The first time I began to wrap my mind around the power of words to transform your marriage, I was sitting in front of our therapist. My wife was next to me, and we were trying to sort through some of the challenges we were facing. Suddenly, she mentioned something I said to her over a decade earlier—and she identified it as the origin of the problem. I was shocked. To me, what I’d said was a throwaway statement. But to her, it was a powerful, hurtful, rhetorical grenade that exploded in the midst of our otherwise happy marriage.
From that day on, I was determined to use my words more intentionally and positively. In marriage, it’s easy to get lazy with your words. But words are powerful. If your marriage is struggling, or even if it isn’t, you can transform your marriage by choosing your words carefully. Here are 5 statements that should become a regular part of your vocabulary.
1. This is what I hear you saying.
We’re constantly translating. Even when the other person is speaking the same language, we’re taking in body language, tone, and context and filtering it all through our own ideas and biases. Because of this, it’s easy to misunderstand each other, especially during a disagreement, when we’re often so focused on defending ourselves that we’re not really listening.
“This is what I hear you saying…” gives you a chance to make sure you’re both on the same page. It allows you to say back to her a summary of how you’re perceiving the conversation and gives her the chance to affirm that you heard her correctly or clarify any misunderstandings.
2. Tell me what you’re thinking and feeling.
We can get so consumed with our day-to-day responsibilities that we’re happy just to get through the day rather than do the hard work of connecting. But connecting is the key to longevity and health. And if we’re going to connect, we have to be willing to slow down and dig in.
A key question you can ask that will transform your marriage is simply, “What are you thinking and feeling?” Of course, if you’re going to ask this question, you need to be prepared to listen. And you need to be willing to take seriously what she says rather than dismiss or ignore it.Learning to ask for forgiveness has the power to transform your marriage.
3. Please forgive me.
Some things are easier to say than others. And while “sorry” is an important word, it’s often inadequate. “Sorry” keeps all the power with you. Sure, it acknowledges that you did something wrong, but it doesn’t create space for your wife to engage with you. Saying “I’m sorry” is one-sided.

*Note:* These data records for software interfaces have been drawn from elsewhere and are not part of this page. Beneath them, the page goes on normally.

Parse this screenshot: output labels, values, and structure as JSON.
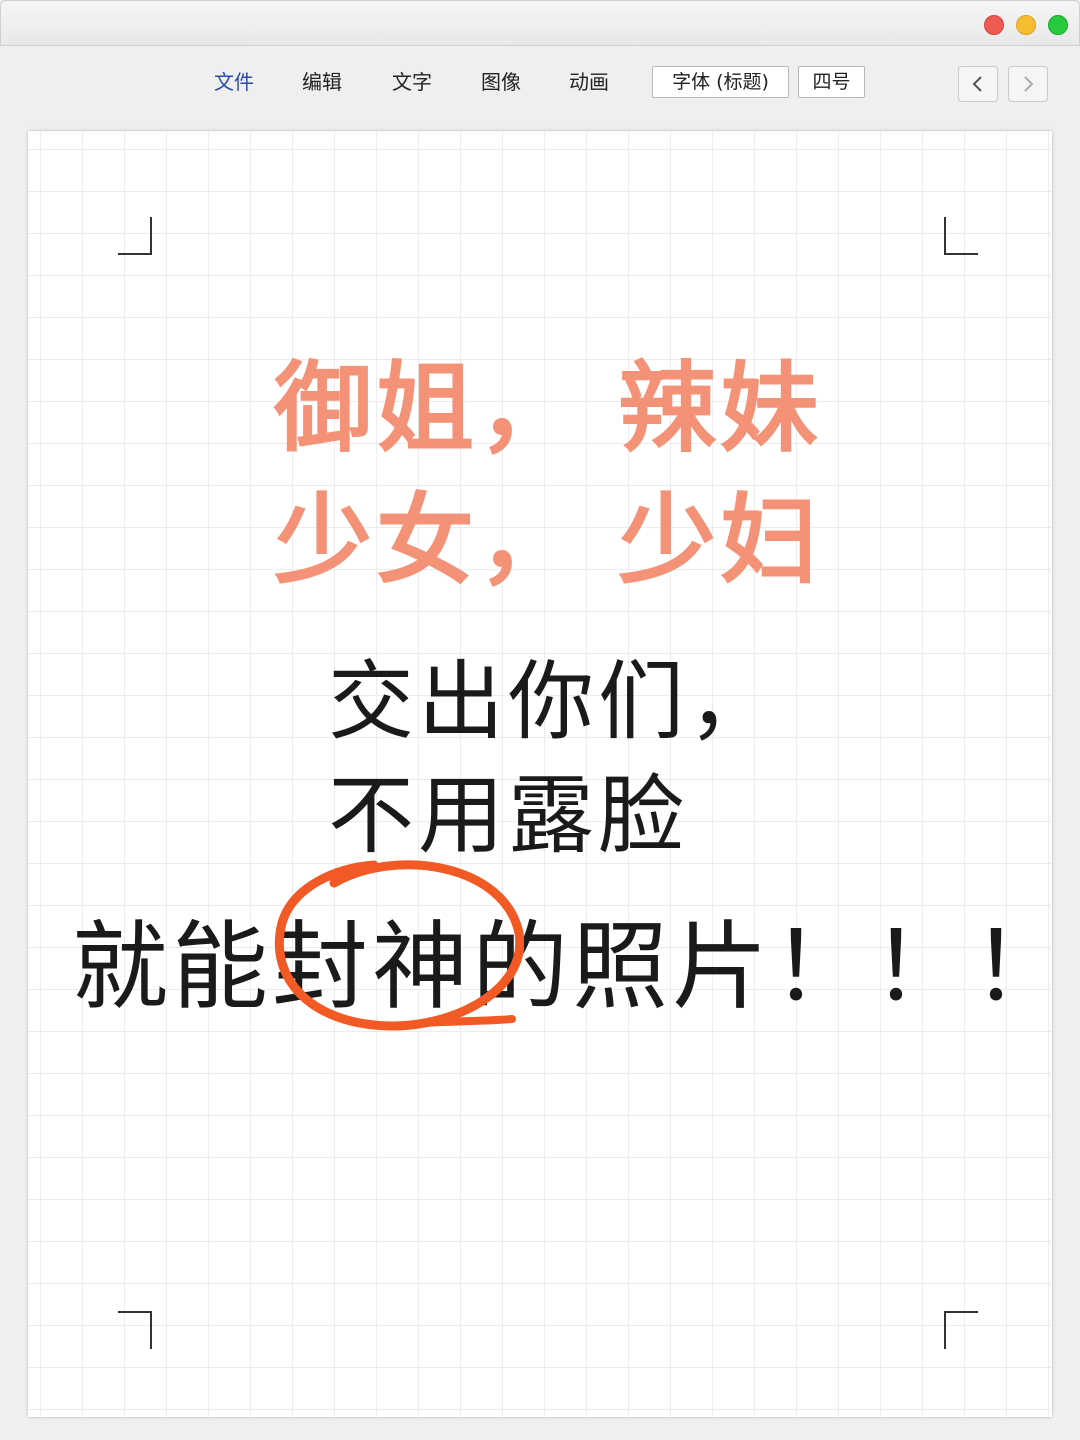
{
  "window": {
    "traffic_lights": {
      "close": "#ee5a52",
      "minimize": "#f5bd2f",
      "zoom": "#27c93f"
    }
  },
  "toolbar": {
    "menus": [
      {
        "label": "文件",
        "active": true
      },
      {
        "label": "编辑",
        "active": false
      },
      {
        "label": "文字",
        "active": false
      },
      {
        "label": "图像",
        "active": false
      },
      {
        "label": "动画",
        "active": false
      }
    ],
    "font_family_value": "字体 (标题)",
    "font_size_value": "四号",
    "nav": {
      "back_icon": "chevron-left-icon",
      "forward_icon": "chevron-right-icon"
    }
  },
  "document": {
    "line1": "御姐，  辣妹",
    "line2": "少女，  少妇",
    "line3": "交出你们，",
    "line4": "不用露脸",
    "line5": "就能封神的照片！！！",
    "highlight_circle_text": "封神",
    "colors": {
      "accent_text": "#f39277",
      "circle": "#f15a24",
      "body_text": "#1a1a1a"
    }
  }
}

That’s why learning to ask for forgiveness has the power to transform your marriage. Why? It empowers your wife to speak into the process. Asking for her forgiveness takes you out of the driver’s seat and gives her the power to say yes or no. While this certainly can draw out a disagreement, it’s much more likely to lead to reconciliation than just saying “I’m sorry.”
4. I love this about you.
As the years go by, you can become a bit numb to what you love about your wife and focus on the things that irritate you. What you once easily overlooked now moves front and center. This is normal, but it can also be deadly.
A simple practice that can transform your marriage is learning to articulate the things you love about her. This takes work. You need to pay attention and you need to be willing to speak up, even if it feels awkward. But choosing to call attention to what your wife does well and what you love about her not only builds her up but also takes your attention off of the negative and puts it on the things that are good.
5. I’m feeling…
While it can be a stereotype, it’s also often true that men struggle to talk about their feelings. We’re happy to discuss our thoughts on a subject, but not so much how we feel. Some of this is the result of cultural ideas of what it means to “be a man,” but it may also be that it wasn’t modeled well for us. Regardless of the reasons, talking about how you’re feeling is difficult for most guys. However, it’s also critical.
Author Brene Brown famously talks about vulnerability as the “birthplace of connection.” If this is true (and I believe it is), then our inability to talk about how we’re feeling creates a barrier to connecting deeply with our wives. If you want to transform your marriage, learn to initiate sharing with your wife how you are feeling, not just what you are thinking.
Share with her: Share this iMOM article with your wife and ask her to discuss it: 5 Fights Worth Picking in Your Marriage.
Sound off: What other statements have you found have the power to transform your marriage?
Huddle up with your kids and ask, “What are some good things to say when someone is upset with you?”